Data records
* * * *

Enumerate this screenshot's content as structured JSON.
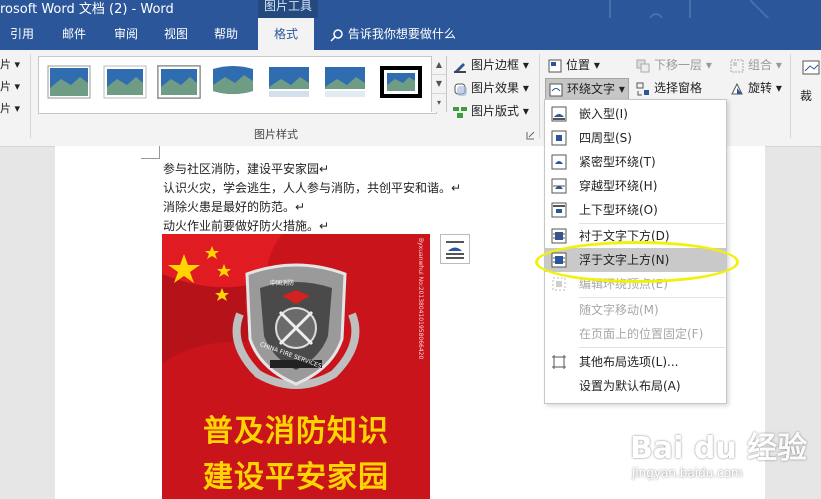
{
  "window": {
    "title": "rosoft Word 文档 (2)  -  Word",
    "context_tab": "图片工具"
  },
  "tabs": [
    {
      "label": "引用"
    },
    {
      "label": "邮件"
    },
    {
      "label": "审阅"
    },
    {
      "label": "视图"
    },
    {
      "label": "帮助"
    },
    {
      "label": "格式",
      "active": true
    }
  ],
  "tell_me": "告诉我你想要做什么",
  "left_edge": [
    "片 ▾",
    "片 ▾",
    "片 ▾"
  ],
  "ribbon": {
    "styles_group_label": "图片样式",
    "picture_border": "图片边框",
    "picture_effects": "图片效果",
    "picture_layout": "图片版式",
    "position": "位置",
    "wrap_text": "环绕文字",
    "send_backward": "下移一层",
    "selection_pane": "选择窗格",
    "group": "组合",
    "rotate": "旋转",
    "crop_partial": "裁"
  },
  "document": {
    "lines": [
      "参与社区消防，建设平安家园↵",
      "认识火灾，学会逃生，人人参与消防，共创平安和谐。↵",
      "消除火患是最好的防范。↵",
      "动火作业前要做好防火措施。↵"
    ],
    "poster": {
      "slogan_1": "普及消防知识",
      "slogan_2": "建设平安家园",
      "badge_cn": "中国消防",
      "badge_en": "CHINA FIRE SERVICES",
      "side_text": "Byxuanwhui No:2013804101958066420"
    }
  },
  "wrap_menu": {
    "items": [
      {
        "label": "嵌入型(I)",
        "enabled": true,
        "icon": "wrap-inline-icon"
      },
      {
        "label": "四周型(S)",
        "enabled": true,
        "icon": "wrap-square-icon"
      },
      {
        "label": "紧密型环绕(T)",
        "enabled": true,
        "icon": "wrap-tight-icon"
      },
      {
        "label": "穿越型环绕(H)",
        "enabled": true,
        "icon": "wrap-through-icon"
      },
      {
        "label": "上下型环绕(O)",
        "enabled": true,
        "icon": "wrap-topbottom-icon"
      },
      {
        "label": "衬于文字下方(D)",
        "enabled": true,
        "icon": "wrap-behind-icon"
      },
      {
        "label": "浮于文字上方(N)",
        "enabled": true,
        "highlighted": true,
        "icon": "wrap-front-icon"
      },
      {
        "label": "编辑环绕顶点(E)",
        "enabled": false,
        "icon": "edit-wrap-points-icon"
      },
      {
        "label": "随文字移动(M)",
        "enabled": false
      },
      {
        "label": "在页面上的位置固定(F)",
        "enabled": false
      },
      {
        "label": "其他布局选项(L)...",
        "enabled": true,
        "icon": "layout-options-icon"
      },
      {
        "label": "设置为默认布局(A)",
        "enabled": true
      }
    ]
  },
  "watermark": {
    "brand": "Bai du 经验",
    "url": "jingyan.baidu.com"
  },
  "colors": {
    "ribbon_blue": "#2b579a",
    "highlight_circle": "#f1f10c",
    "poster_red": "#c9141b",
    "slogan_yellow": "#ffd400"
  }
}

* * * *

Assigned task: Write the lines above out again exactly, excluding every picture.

Task result:
Enumerate this screenshot's content as structured JSON.
{
  "window": {
    "title": "rosoft Word 文档 (2)  -  Word",
    "context_tab": "图片工具"
  },
  "tabs": [
    {
      "label": "引用"
    },
    {
      "label": "邮件"
    },
    {
      "label": "审阅"
    },
    {
      "label": "视图"
    },
    {
      "label": "帮助"
    },
    {
      "label": "格式",
      "active": true
    }
  ],
  "tell_me": "告诉我你想要做什么",
  "left_edge": [
    "片 ▾",
    "片 ▾",
    "片 ▾"
  ],
  "ribbon": {
    "styles_group_label": "图片样式",
    "picture_border": "图片边框",
    "picture_effects": "图片效果",
    "picture_layout": "图片版式",
    "position": "位置",
    "wrap_text": "环绕文字",
    "send_backward": "下移一层",
    "selection_pane": "选择窗格",
    "group": "组合",
    "rotate": "旋转",
    "crop_partial": "裁"
  },
  "document": {
    "lines": [
      "参与社区消防，建设平安家园↵",
      "认识火灾，学会逃生，人人参与消防，共创平安和谐。↵",
      "消除火患是最好的防范。↵",
      "动火作业前要做好防火措施。↵"
    ],
    "poster": {
      "slogan_1": "普及消防知识",
      "slogan_2": "建设平安家园",
      "badge_cn": "中国消防",
      "badge_en": "CHINA FIRE SERVICES",
      "side_text": "Byxuanwhui No:2013804101958066420"
    }
  },
  "wrap_menu": {
    "items": [
      {
        "label": "嵌入型(I)",
        "enabled": true,
        "icon": "wrap-inline-icon"
      },
      {
        "label": "四周型(S)",
        "enabled": true,
        "icon": "wrap-square-icon"
      },
      {
        "label": "紧密型环绕(T)",
        "enabled": true,
        "icon": "wrap-tight-icon"
      },
      {
        "label": "穿越型环绕(H)",
        "enabled": true,
        "icon": "wrap-through-icon"
      },
      {
        "label": "上下型环绕(O)",
        "enabled": true,
        "icon": "wrap-topbottom-icon"
      },
      {
        "label": "衬于文字下方(D)",
        "enabled": true,
        "icon": "wrap-behind-icon"
      },
      {
        "label": "浮于文字上方(N)",
        "enabled": true,
        "highlighted": true,
        "icon": "wrap-front-icon"
      },
      {
        "label": "编辑环绕顶点(E)",
        "enabled": false,
        "icon": "edit-wrap-points-icon"
      },
      {
        "label": "随文字移动(M)",
        "enabled": false
      },
      {
        "label": "在页面上的位置固定(F)",
        "enabled": false
      },
      {
        "label": "其他布局选项(L)...",
        "enabled": true,
        "icon": "layout-options-icon"
      },
      {
        "label": "设置为默认布局(A)",
        "enabled": true
      }
    ]
  },
  "watermark": {
    "brand": "Bai du 经验",
    "url": "jingyan.baidu.com"
  },
  "colors": {
    "ribbon_blue": "#2b579a",
    "highlight_circle": "#f1f10c",
    "poster_red": "#c9141b",
    "slogan_yellow": "#ffd400"
  }
}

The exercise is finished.